Make plans now to attend the Atlanta Regional Housing Forum on Wednesday, June 3 from 9:00-11:45 a.m. at St. Luke’s Episcopal Church (435 Peachtree Street NE, Atlanta, GA 30308. Note: Free parking is available across the street from St. Luke’s).
- Rev. Howard Beckham, Executive Director, Integrity Transformations Community Development Corporation
- Young T. Hughley, Consultant and former Executive Director of Reynoldstown Revitalization Corporation
- Scott Marcelais, Executive Director, Housing Authority of the City of Roswell
Topic: “Gentrification in Atlanta”
For more information and to register, visit http://www.atlantaregionalhousing.org/forum/index.htm. And remember, please bring canned or non-perishable food items for donation to the Atlanta Community Food Bank!
As Atlanta’s economy improves, there is significant growth in residential real estate development – and with this growth, concerns about gentrification are heightened. Many in-town neighborhoods like West End, East Atlanta, Kirkwood, and Old Fourth Ward have been growing in popularity – and price – much to the dismay of some long-term residents.

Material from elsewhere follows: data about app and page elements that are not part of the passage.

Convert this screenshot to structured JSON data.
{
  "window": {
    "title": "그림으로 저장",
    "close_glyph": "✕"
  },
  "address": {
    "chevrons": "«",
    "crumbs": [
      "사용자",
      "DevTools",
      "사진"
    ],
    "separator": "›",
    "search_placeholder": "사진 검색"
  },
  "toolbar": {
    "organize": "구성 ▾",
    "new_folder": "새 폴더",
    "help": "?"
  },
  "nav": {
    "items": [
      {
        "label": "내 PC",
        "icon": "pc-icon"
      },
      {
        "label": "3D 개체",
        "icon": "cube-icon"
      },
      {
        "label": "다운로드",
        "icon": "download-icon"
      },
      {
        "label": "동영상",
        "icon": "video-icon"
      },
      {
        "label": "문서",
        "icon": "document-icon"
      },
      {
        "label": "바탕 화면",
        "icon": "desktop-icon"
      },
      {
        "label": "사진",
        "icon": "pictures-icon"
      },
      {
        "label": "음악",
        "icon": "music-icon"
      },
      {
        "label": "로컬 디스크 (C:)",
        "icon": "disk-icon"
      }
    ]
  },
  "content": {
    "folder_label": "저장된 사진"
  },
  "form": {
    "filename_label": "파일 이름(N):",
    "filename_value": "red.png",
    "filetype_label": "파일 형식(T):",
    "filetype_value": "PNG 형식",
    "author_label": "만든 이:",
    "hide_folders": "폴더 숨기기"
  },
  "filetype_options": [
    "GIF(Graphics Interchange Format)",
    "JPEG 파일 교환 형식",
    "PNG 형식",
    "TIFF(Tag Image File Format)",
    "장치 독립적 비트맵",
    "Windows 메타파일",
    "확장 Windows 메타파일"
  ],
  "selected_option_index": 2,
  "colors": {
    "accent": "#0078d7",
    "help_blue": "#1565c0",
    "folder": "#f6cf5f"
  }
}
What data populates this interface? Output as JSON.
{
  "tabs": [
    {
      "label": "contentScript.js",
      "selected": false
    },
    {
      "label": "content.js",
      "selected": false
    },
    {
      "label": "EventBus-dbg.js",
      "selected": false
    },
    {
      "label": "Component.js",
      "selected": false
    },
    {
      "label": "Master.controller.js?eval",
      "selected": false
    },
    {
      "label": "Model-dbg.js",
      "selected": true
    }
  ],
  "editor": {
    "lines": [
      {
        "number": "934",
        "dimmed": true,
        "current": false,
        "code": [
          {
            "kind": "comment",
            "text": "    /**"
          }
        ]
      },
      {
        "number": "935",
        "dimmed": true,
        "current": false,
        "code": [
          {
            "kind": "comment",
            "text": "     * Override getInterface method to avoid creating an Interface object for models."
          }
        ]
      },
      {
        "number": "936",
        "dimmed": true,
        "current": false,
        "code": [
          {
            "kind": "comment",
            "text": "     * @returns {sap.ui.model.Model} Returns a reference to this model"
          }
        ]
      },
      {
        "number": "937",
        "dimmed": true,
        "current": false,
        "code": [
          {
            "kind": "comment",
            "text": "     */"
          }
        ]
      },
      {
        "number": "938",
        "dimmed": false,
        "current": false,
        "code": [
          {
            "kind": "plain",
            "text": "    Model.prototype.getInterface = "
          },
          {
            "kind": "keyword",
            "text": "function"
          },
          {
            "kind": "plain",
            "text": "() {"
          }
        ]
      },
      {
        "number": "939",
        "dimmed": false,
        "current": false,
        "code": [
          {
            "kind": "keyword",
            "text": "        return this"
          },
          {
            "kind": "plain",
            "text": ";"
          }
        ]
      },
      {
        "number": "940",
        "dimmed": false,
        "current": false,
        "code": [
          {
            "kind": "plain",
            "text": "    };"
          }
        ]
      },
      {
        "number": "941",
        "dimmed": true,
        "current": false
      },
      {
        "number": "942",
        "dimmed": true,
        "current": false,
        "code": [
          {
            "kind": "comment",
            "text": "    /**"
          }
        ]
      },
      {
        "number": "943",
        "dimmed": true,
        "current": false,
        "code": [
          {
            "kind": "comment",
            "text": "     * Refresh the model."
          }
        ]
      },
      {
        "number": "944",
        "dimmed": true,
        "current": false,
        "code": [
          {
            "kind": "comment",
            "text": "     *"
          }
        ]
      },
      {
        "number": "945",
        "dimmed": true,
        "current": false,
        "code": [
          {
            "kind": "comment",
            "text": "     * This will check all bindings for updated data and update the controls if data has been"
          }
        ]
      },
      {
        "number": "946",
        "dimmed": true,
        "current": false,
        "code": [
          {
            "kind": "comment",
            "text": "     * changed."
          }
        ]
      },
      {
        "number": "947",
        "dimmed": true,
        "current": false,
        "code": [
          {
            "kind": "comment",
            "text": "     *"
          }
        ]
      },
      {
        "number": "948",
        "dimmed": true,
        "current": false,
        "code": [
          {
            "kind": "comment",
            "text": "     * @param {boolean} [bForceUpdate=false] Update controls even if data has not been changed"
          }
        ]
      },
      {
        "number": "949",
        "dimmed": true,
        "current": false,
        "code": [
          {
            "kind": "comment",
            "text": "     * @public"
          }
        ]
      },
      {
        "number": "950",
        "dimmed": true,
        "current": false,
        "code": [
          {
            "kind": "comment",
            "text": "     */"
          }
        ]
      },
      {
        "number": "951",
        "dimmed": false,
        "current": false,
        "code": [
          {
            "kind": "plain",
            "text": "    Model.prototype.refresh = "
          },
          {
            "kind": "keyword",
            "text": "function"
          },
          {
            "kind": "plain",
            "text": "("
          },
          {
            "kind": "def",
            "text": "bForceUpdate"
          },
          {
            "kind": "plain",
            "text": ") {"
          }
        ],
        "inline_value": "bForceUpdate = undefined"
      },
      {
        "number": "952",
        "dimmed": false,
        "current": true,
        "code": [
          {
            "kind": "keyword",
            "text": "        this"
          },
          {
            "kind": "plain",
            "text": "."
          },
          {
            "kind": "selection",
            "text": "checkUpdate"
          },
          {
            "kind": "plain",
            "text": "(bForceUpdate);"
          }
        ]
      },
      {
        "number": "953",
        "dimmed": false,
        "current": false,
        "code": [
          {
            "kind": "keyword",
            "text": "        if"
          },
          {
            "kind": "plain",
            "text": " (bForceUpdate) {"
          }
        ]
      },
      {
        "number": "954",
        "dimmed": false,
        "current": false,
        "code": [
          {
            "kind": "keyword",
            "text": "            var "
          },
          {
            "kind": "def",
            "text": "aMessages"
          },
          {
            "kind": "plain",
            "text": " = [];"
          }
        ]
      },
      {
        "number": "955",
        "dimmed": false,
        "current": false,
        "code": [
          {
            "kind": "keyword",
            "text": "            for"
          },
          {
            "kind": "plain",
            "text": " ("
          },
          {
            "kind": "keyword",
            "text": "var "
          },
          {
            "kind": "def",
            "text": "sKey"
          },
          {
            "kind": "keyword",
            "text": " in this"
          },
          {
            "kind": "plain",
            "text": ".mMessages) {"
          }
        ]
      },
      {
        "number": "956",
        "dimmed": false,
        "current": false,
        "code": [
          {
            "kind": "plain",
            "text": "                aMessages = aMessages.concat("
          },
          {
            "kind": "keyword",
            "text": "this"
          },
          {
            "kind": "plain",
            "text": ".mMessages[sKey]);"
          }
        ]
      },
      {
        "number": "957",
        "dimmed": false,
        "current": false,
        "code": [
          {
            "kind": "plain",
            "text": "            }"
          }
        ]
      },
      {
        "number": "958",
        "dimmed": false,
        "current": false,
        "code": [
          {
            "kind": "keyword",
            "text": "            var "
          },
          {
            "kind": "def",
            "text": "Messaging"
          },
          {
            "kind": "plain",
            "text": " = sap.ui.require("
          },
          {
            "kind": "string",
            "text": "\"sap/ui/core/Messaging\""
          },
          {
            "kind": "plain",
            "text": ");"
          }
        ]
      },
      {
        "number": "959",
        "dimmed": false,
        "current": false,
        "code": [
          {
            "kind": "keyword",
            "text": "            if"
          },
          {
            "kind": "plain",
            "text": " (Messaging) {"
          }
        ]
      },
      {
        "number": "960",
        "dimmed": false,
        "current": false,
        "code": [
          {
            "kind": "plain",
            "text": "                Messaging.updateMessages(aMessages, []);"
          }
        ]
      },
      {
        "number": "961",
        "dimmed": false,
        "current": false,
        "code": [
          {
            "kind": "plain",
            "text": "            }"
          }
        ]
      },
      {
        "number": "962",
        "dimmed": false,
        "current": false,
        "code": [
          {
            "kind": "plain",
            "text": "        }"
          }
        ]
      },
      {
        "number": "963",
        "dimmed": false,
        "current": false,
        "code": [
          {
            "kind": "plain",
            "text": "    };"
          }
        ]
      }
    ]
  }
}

New investments in the Westside and along the BeltLine are creating even more angst and concern about the gentrification of formerly affordable neighborhoods.
Coined in 1964 by sociologist Ruth Glass, gentrification generally refers to the process of neighborhood change when an influx of wealthier residents move to poorer neighborhoods that are undergoing increased economic investment. Simply put, development activity improves conditions, results in new assets, increases desirability and places upward pressure on rental rates and home prices. When rental rates and property taxes soar, it ceases to be a choice for low-income residents to stay in the neighborhood they call home. Many feel overwhelmed by the rapid development and changing socioeconomic and racial makeup of their community. Others report a loss of community identity, cultural heritage and political clout.
But there are those who tout the benefits of such housing market activity. They point to stabilized neighborhoods, increased job opportunities, decreased crime, more attention to public infrastructure and services, increased tax revenues, and increased property values.
Beyond the challenge of creating opportunities for low-income households to remain in gentrifying communities, there’s the unprecedented challenge of addressing the impact of displaced families relocating to car-dependent suburbs. Many suburban jurisdictions are lacking the program infrastructure needed to accommodate the shifting demographics. According to the Brookings Institution, Atlanta’s suburban poor population rose 159% between 2000 and 2011, compared to 67% nationally. In fact, 88% of the metro area’s poor live outside the city of Atlanta – a statistic surely impacted by Atlanta’s ongoing issue of gentrification.
No one wants blighted, disinvested, and impoverished neighborhoods. But for many, the solution seems to be kicking the can down the road – to the suburbs. How can all parties involved examine and address the issue in a manner that serves everyone equitably? What tools are new to the gentrification response toolbox? Where is the most current and accurate data? A decade ago, the Reynoldstown community worked hard to manage the impact of gentrification. What lessons can we learn from Reynoldstown? Can we apply those lessons in new developments on the Westside and along the BeltLine?
Join us at the next Atlanta Regional Housing Forum as we discuss the issue of gentrification.